Falling meteorite lights up skies over northern Italy
The Local · 18 Feb 2016, 14:55
Published: 18 Feb 2016 14:55 GMT+01:00
The fireball left a trail of vapour hanging in the sky for minutes.
Not long after the unusual event, pictures of bright flashes, vapour trails and eyewitness reports started to emerge on social media, with users suggesting they had witnessed a meteorite falling to earth.
The unidentified flying object lit up skies over northern Italy, travelling west to east from Genoa to Venice at around 6.19pm.
Sightings of the object were also reported from as far away as southern France and Switzerland.
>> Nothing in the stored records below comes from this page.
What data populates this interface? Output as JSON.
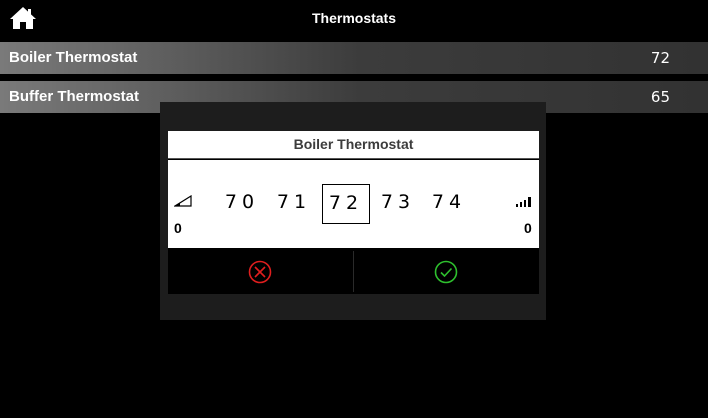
{
  "header": {
    "title": "Thermostats",
    "home_icon": "home-icon"
  },
  "list": {
    "items": [
      {
        "label": "Boiler Thermostat",
        "value": "72"
      },
      {
        "label": "Buffer Thermostat",
        "value": "65"
      }
    ]
  },
  "dialog": {
    "title": "Boiler Thermostat",
    "values": [
      "70",
      "71",
      "72",
      "73",
      "74"
    ],
    "selected": "72",
    "min_label": "0",
    "max_label": "0",
    "cancel_icon": "cancel-circle-icon",
    "confirm_icon": "confirm-check-icon",
    "colors": {
      "cancel": "#e01e1e",
      "confirm": "#2ec02e"
    }
  }
}
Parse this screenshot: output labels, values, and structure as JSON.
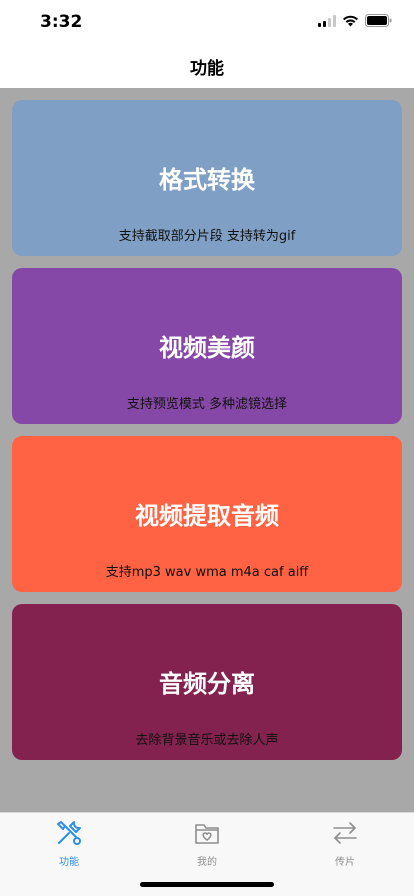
{
  "status": {
    "time": "3:32"
  },
  "nav": {
    "title": "功能"
  },
  "cards": [
    {
      "title": "格式转换",
      "subtitle": "支持截取部分片段 支持转为gif",
      "color": "#7fa0c4"
    },
    {
      "title": "视频美颜",
      "subtitle": "支持预览模式 多种滤镜选择",
      "color": "#8648a6"
    },
    {
      "title": "视频提取音频",
      "subtitle": "支持mp3 wav wma m4a caf aiff",
      "color": "#ff6344"
    },
    {
      "title": "音频分离",
      "subtitle": "去除背景音乐或去除人声",
      "color": "#83214f"
    }
  ],
  "tabs": [
    {
      "label": "功能",
      "icon": "tools-icon",
      "active": true
    },
    {
      "label": "我的",
      "icon": "folder-heart-icon",
      "active": false
    },
    {
      "label": "传片",
      "icon": "transfer-arrows-icon",
      "active": false
    }
  ],
  "colors": {
    "tab_active": "#2f8ee8",
    "tab_inactive": "#8e8e8e",
    "content_bg": "#a8a8a8"
  }
}
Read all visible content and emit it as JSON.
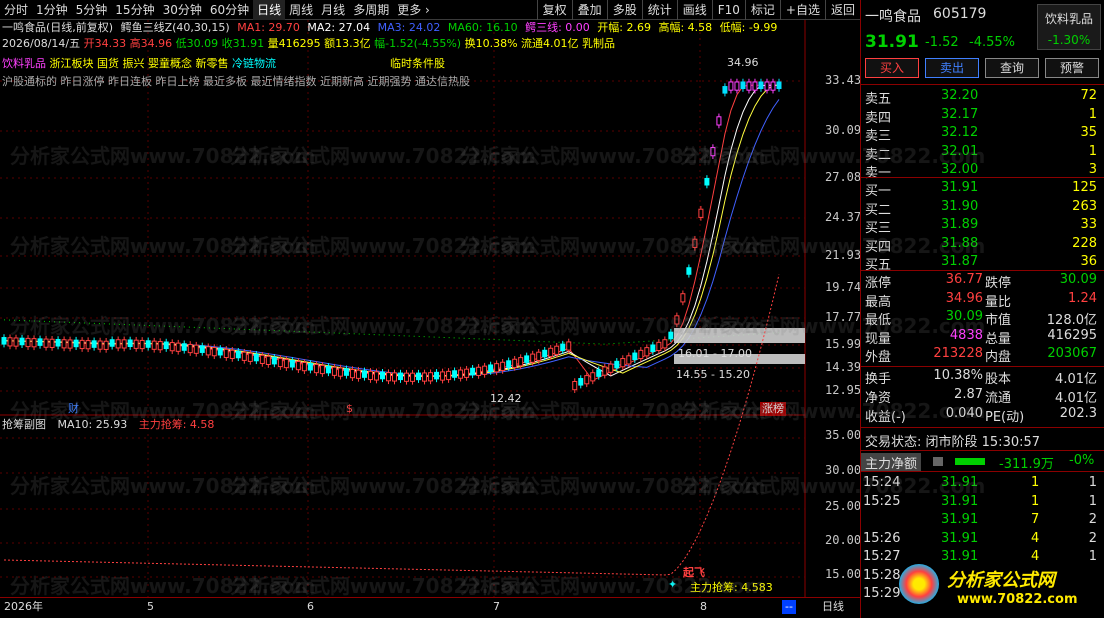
{
  "toolbar": {
    "items": [
      "分时",
      "1分钟",
      "5分钟",
      "15分钟",
      "30分钟",
      "60分钟",
      "日线",
      "周线",
      "月线",
      "多周期",
      "更多 ›"
    ],
    "active_index": 6,
    "right_items": [
      "复权",
      "叠加",
      "多股",
      "统计",
      "画线",
      "F10",
      "标记",
      "+自选",
      "返回"
    ]
  },
  "header": {
    "title": "一鸣食品(日线,前复权)",
    "indicator_name": "鳄鱼三线Z(40,30,15)",
    "ma1": "MA1: 29.70",
    "ma2": "MA2: 27.04",
    "ma3": "MA3: 24.02",
    "ma60": "MA60: 16.10",
    "zero_line": "鳄三线: 0.00",
    "open_amp": "开幅: 2.69",
    "high_amp": "高幅: 4.58",
    "low_amp": "低幅: -9.99",
    "date": "2026/08/14/五",
    "open": "开34.33",
    "high": "高34.96",
    "low": "低30.09",
    "close": "收31.91",
    "volume": "量416295",
    "amount": "额13.3亿",
    "change": "幅-1.52(-4.55%)",
    "turnover": "换10.38%",
    "float": "流通4.01亿",
    "industry": "乳制品",
    "concept_tags": [
      "饮料乳品",
      "浙江板块",
      "国货",
      "振兴",
      "婴童概念",
      "新零售",
      "冷链物流"
    ],
    "temp_condition": "临时条件股",
    "hot_tags": "沪股通标的 昨日涨停 昨日连板 昨日上榜 最近多板 最近情绪指数 近期新高 近期强势 通达信热股"
  },
  "main_axis": [
    "33.43",
    "30.09",
    "27.08",
    "24.37",
    "21.93",
    "19.74",
    "17.77",
    "15.99",
    "14.39",
    "12.95"
  ],
  "annotations": {
    "peak": "34.96",
    "low": "12.42",
    "box1": "16.01 - 17.00",
    "box2": "14.55 - 15.20",
    "mark_cai": "财",
    "mark_dollar": "$",
    "mark_zt": "涨榜"
  },
  "sub": {
    "title": "抢筹副图",
    "ma10": "MA10: 25.93",
    "zl": "主力抢筹: 4.58",
    "axis": [
      "35.00",
      "30.00",
      "25.00",
      "20.00",
      "15.00"
    ],
    "qifei": "起飞",
    "zl_label": "主力抢筹: 4.583"
  },
  "bottom": {
    "dates": [
      "2026年",
      "5",
      "6",
      "7",
      "8"
    ],
    "period": "日线",
    "dash": "--"
  },
  "quote": {
    "name": "一鸣食品",
    "code": "605179",
    "sector": "饮料乳品",
    "sector_change": "-1.30%",
    "price": "31.91",
    "change": "-1.52",
    "pct": "-4.55%",
    "buttons": [
      "买入",
      "卖出",
      "查询",
      "预警"
    ],
    "sells": [
      {
        "label": "卖五",
        "price": "32.20",
        "vol": "72"
      },
      {
        "label": "卖四",
        "price": "32.17",
        "vol": "1"
      },
      {
        "label": "卖三",
        "price": "32.12",
        "vol": "35"
      },
      {
        "label": "卖二",
        "price": "32.01",
        "vol": "1"
      },
      {
        "label": "卖一",
        "price": "32.00",
        "vol": "3"
      }
    ],
    "buys": [
      {
        "label": "买一",
        "price": "31.91",
        "vol": "125"
      },
      {
        "label": "买二",
        "price": "31.90",
        "vol": "263"
      },
      {
        "label": "买三",
        "price": "31.89",
        "vol": "33"
      },
      {
        "label": "买四",
        "price": "31.88",
        "vol": "228"
      },
      {
        "label": "买五",
        "price": "31.87",
        "vol": "36"
      }
    ],
    "stats": [
      {
        "l1": "涨停",
        "v1": "36.77",
        "l2": "跌停",
        "v2": "30.09"
      },
      {
        "l1": "最高",
        "v1": "34.96",
        "l2": "量比",
        "v2": "1.24"
      },
      {
        "l1": "最低",
        "v1": "30.09",
        "l2": "市值",
        "v2": "128.0亿"
      },
      {
        "l1": "现量",
        "v1": "4838",
        "l2": "总量",
        "v2": "416295"
      },
      {
        "l1": "外盘",
        "v1": "213228",
        "l2": "内盘",
        "v2": "203067"
      }
    ],
    "stats2": [
      {
        "l1": "换手",
        "v1": "10.38%",
        "l2": "股本",
        "v2": "4.01亿"
      },
      {
        "l1": "净资",
        "v1": "2.87",
        "l2": "流通",
        "v2": "4.01亿"
      },
      {
        "l1": "收益(-)",
        "v1": "0.040",
        "l2": "PE(动)",
        "v2": "202.3"
      }
    ],
    "trade_state": "交易状态: 闭市阶段 15:30:57",
    "net_label": "主力净额",
    "net_value": "-311.9万",
    "net_pct": "-0%",
    "ticks": [
      {
        "t": "15:24",
        "p": "31.91",
        "v": "1",
        "n": "1"
      },
      {
        "t": "15:25",
        "p": "31.91",
        "v": "1",
        "n": "1"
      },
      {
        "t": "",
        "p": "31.91",
        "v": "7",
        "n": "2"
      },
      {
        "t": "15:26",
        "p": "31.91",
        "v": "4",
        "n": "2"
      },
      {
        "t": "15:27",
        "p": "31.91",
        "v": "4",
        "n": "1"
      },
      {
        "t": "15:28",
        "p": "",
        "v": "",
        "n": ""
      },
      {
        "t": "15:29",
        "p": "",
        "v": "",
        "n": ""
      }
    ],
    "logo_text": "分析家公式网",
    "logo_url": "www.70822.com"
  },
  "watermark": "分析家公式网www.70822.com"
}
La Repubblica reported a spike in phone calls made to Italy's fire brigade to report the phenomenon.
A photo of the vapour trail, captured on a road outside Genoa, was uploaded to the Italian citizen journalism website, YouReporter.
The trail over liguria. Photo: YouReporter
“The object crossed the sky for about four seconds – I've never seen anything like it," the user, called Masdives, wrote. "This is a picture of the contrail I took, which was in the sky for about a minute.”
Moments later a similar object was seen hurtling over the skies of Venice almost 400 kilometers further east.
Angelo 1960 uploaded a photo snapped above town of Jesolo, showing a bright flaming object streaking through the sky.
“I saw it coming down rapidly, followed by a trail of smoke and fire," he wrote.
The meteorite snapped over Venice. Photo: YouReporter
Sightings of the object were not limited to Italy, with reports also emerging from as far away as southern France and Switzerland.
Twitter user Romain Magellan uploaded a pic of the object snapped above the ski resort of Valmorel in France.
Reports of Thursday's UFO are consistent with descriptions of a bolide – a small piece of rock or ice from outer space that burn up as they race through the earths atmosphere before hitting the ground.
Bolides are extremely bright objects – often with apparent magnitudes much brighter than the full moon.
According to American space agency Nasa, some 100 tons of dust, gravel, rock and ice enter the earth's atmosphere every day.